Commercial crab crews normally embarked on the Bristol Bay red king crab fishery are on the docks this October, with their fishery closed for lack of sufficient stocks, while federal fishery managers ponder how to restore the abundance required for the harvest to resume in coming seasons. During its October meeting, held virtually because of the ongoing pandemic, the North Pacific Fishery Management Council voted to request an analysis on likely impacts of expanding the red king crab savings area through emergency rule to shift the northern boundary from,,, >click to read< 08:15

Alaska snow crab harvest slashed by nearly 90% after population crash in a warming Bering Sea

The snow crab is a mainstay of the Alaska crab boat fleet, much of it based in Washington, and the 2021-22 catch limit of 5.6 million pounds, announced Friday, is down 88% from the previous season. The 2021 fall harvest of Bristol Bay red king crab, another important source of revenue for that fleet, was canceled for this year because of too few females. The combined impacts of the closure and snow crab cutbacks are a big financial hit to crabbers who in past years have grossed more than $200 million from the two harvests. At a meeting of the North Pacific Fishery Management Council this week, crabbers called for additional restrictions in other harvests. >click to read< 09:30
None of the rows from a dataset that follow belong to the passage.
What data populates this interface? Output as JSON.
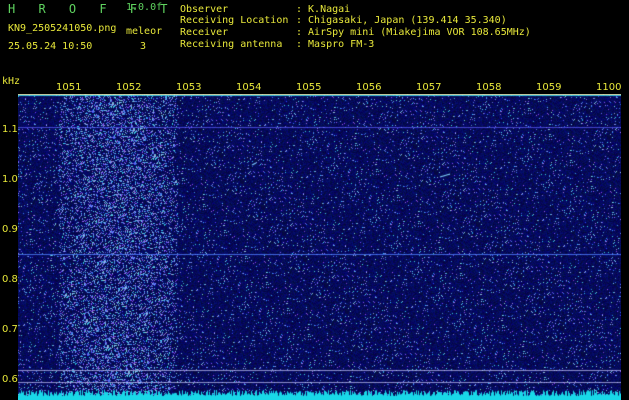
{
  "header": {
    "app_title": "H R O F F T",
    "version": "1.0.0f",
    "filename": "KN9_2505241050.png",
    "mode": "meleor",
    "datetime": "25.05.24 10:50",
    "count": "3",
    "info": [
      {
        "label": "Observer",
        "value": ": K.Nagai"
      },
      {
        "label": "Receiving Location",
        "value": ": Chigasaki, Japan (139.414 35.340)"
      },
      {
        "label": "Receiver",
        "value": ": AirSpy mini (Miakejima VOR 108.65MHz)"
      },
      {
        "label": "Receiving antenna",
        "value": ": Maspro FM-3"
      }
    ]
  },
  "axes": {
    "y_unit": "kHz",
    "x_ticks": [
      "1051",
      "1052",
      "1053",
      "1054",
      "1055",
      "1056",
      "1057",
      "1058",
      "1059",
      "1100"
    ],
    "y_ticks": [
      "1.1",
      "1.0",
      "0.9",
      "0.8",
      "0.7",
      "0.6"
    ]
  },
  "colors": {
    "background": "#000000",
    "header_text_green": "#5fd35f",
    "header_text_yellow": "#e8e83a",
    "spectrogram_base": "#06077a",
    "noise_floor": "#19d8e8"
  }
}
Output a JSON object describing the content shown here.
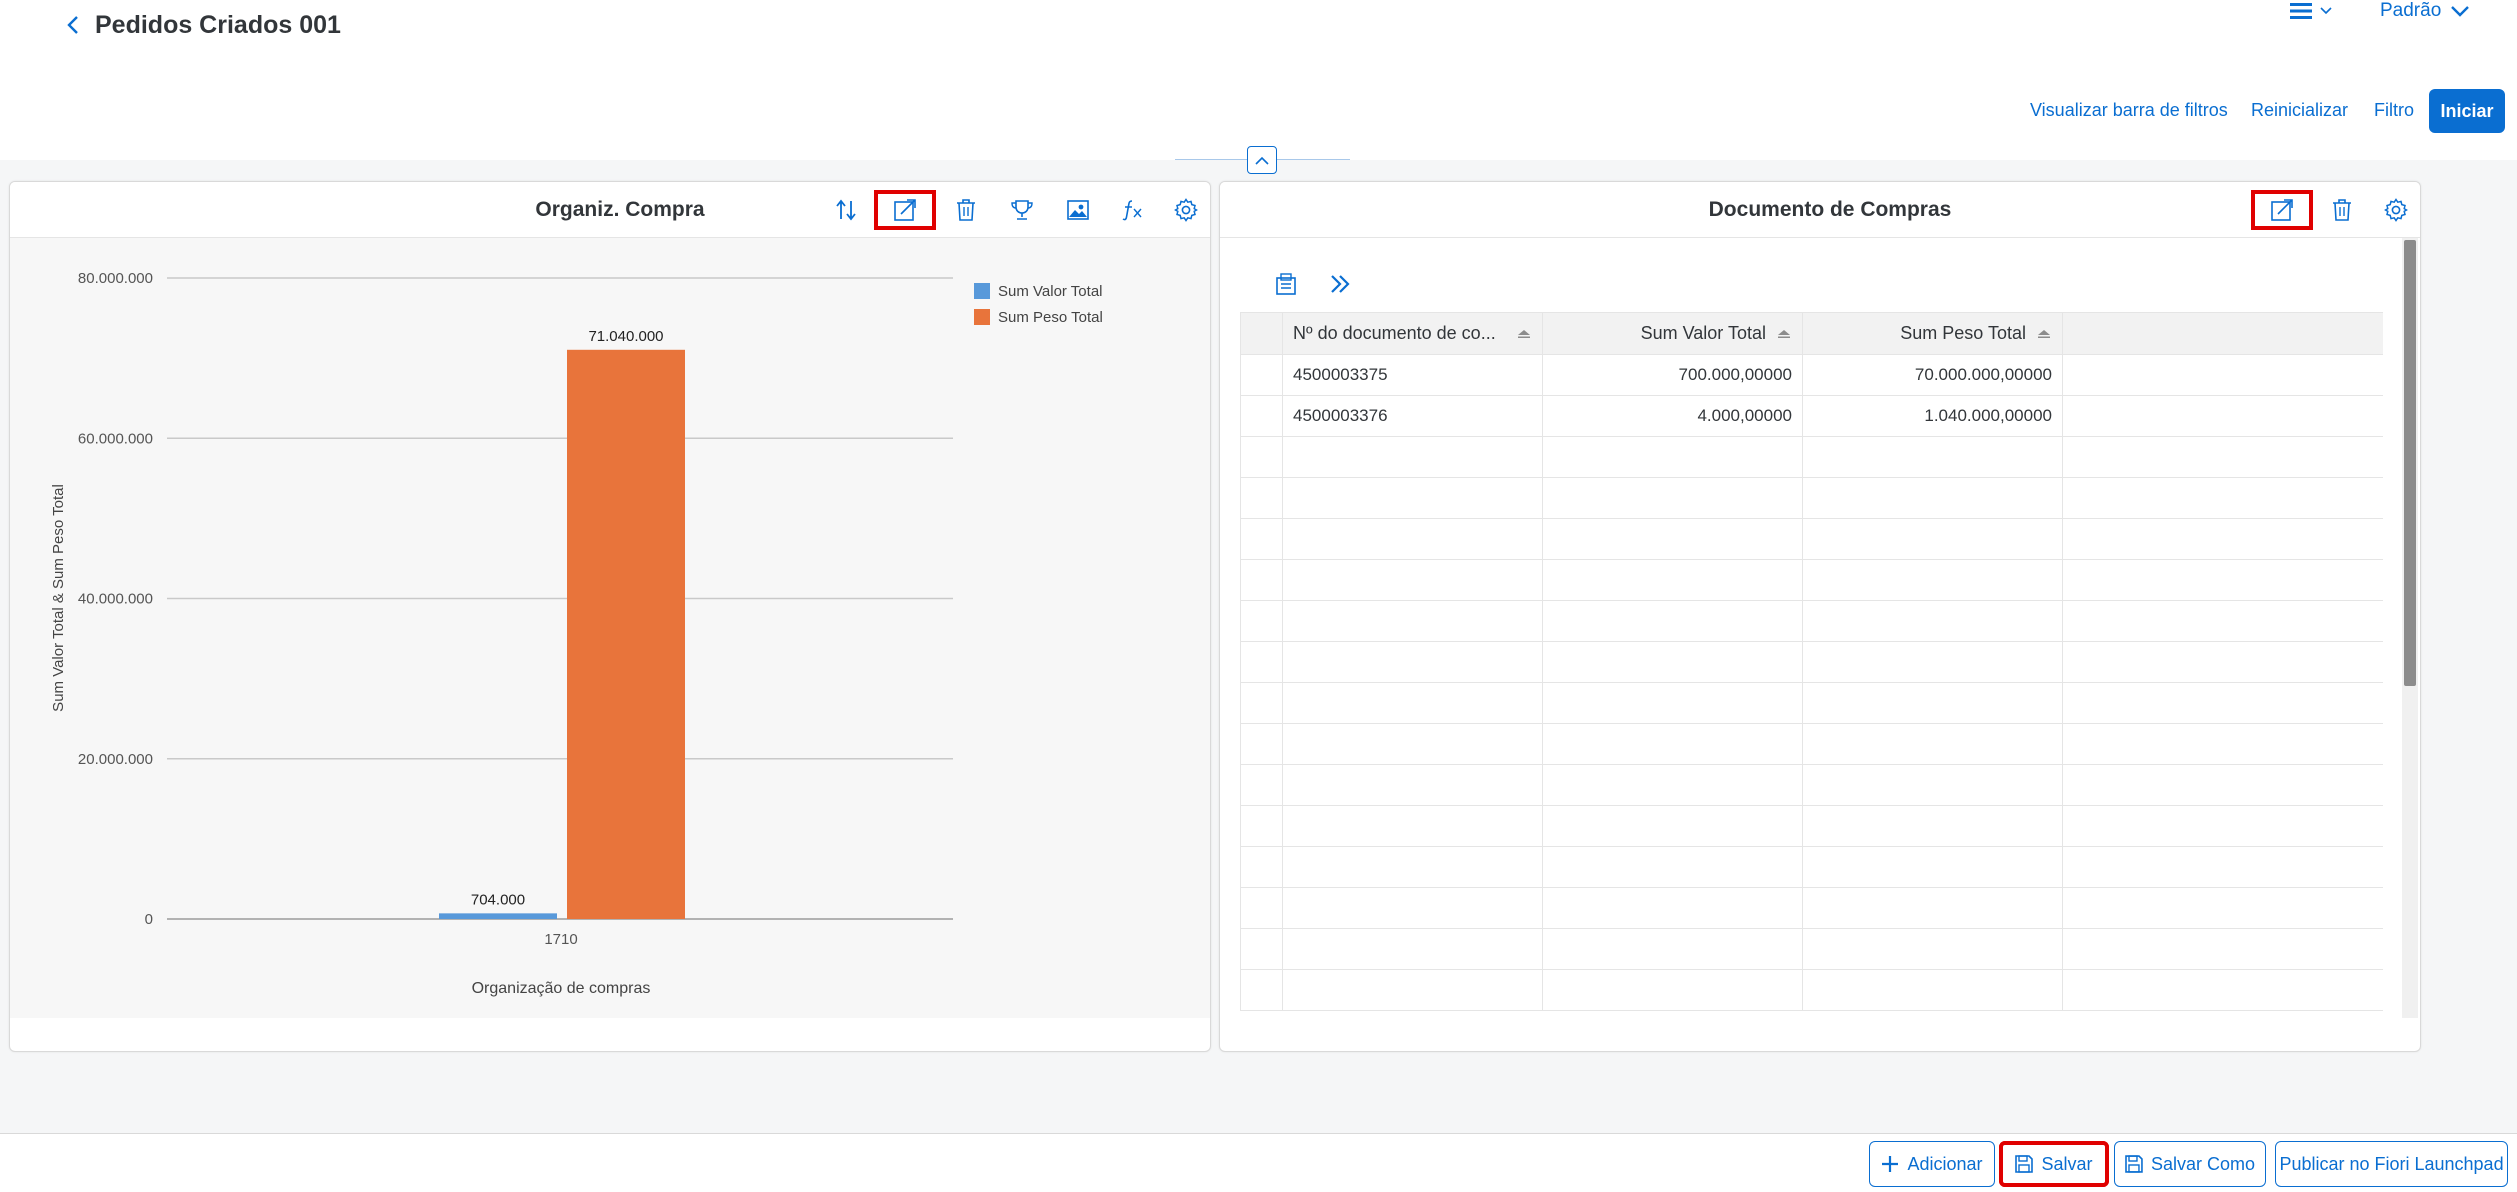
{
  "header": {
    "title": "Pedidos Criados 001",
    "variant": "Padrão"
  },
  "filterbar": {
    "show_filter_bar": "Visualizar barra de filtros",
    "reset": "Reinicializar",
    "filter": "Filtro",
    "go": "Iniciar"
  },
  "chart_panel": {
    "title": "Organiz. Compra",
    "chart_data": {
      "type": "bar",
      "categories": [
        "1710"
      ],
      "series": [
        {
          "name": "Sum Valor Total",
          "values": [
            704000
          ],
          "color": "#5899da",
          "label": "704.000"
        },
        {
          "name": "Sum Peso Total",
          "values": [
            71040000
          ],
          "color": "#e8743b",
          "label": "71.040.000"
        }
      ],
      "xlabel": "Organização de compras",
      "ylabel": "Sum Valor Total & Sum Peso Total",
      "ylim": [
        0,
        80000000
      ],
      "yticks": [
        {
          "value": 0,
          "label": "0"
        },
        {
          "value": 20000000,
          "label": "20.000.000"
        },
        {
          "value": 40000000,
          "label": "40.000.000"
        },
        {
          "value": 60000000,
          "label": "60.000.000"
        },
        {
          "value": 80000000,
          "label": "80.000.000"
        }
      ],
      "grid": true,
      "legend": "top-right"
    }
  },
  "table_panel": {
    "title": "Documento de Compras",
    "columns": [
      "Nº do documento de co...",
      "Sum Valor Total",
      "Sum Peso Total"
    ],
    "rows": [
      [
        "4500003375",
        "700.000,00000",
        "70.000.000,00000"
      ],
      [
        "4500003376",
        "4.000,00000",
        "1.040.000,00000"
      ]
    ]
  },
  "footer": {
    "add": "Adicionar",
    "save": "Salvar",
    "save_as": "Salvar Como",
    "publish": "Publicar no Fiori Launchpad"
  },
  "colors": {
    "accent": "#0a6ed1",
    "highlight": "#e00000"
  }
}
Valuable crab populations are in a ‘very scary’ decline in warming Bering Sea

The forecast for the 2022 winter snow crab season is bleak. At best, it is expected to be considerably less than 12 million pounds. That would be down from a 2021 harvest of 45 million pounds,,, The iconic Bering Sea red king crab, which can grow up to 24 pounds with a leg-span up to 5 feet, also are in trouble. In a big blow to the commercial crabbers, many of whom are based in Washington, the October harvest for these crab has been canceled, something that has only happened three times before. Overall conservation measures are expected to wipe out most of the value of the annual Bering Sea crab harvest, worth more than $160 million during the past year, according to Jamie Goen, executive director of the Seattle-based Alaska Bering Sea Crabbers.  >click to read< 13:54

Bering Sea crab fleet braces for another blow

The commercial fishery has been around since 1966. In the 55 years since then, there have been just two other closures: once in the 1980s and again in the 1990s. The species is world-renowned and was largely made famous by the popular reality tv show “Deadliest Catch.” “It’s big news, and it’s hitting our industry really hard,” said Jamie Goen, executive director for Alaska Bering Sea Crabbers,,, “We’re disappointed and deeply concerned.” But, she said, it’s not only the fishermen who will be impacted. This hit affects everyone in the industry, roughly 70 vessels and over 400 fishermen and their families, along with the processors and fishing communities that rely on crab revenues. “We could kind of see a closure was coming, we just didn’t quite know when,” she said. >click to read< 08:36

Behind the scenes with Seattle’s crab experts

It’s king crab season in the Bering Sea. That means around 300 people, including many from Fishermen’s Terminal in Seattle, the home port to the North Pacific Fishing Fleet, fly into Dutch Harbor, Alaska, for the harvest. And when king crab season is over, many of these fishermen and women switch to bairdi crab and snow crab. Which means they’ll be busy for four to five months and there will be a lot more crab on the market. As the executive director of Alaska Bering Sea Crabbers, a nonprofit trade association that represents the crab industry, Jamie Goen knows a lot about the work that brings crab from the bottom of the sea to our tables. >click to read< 09:19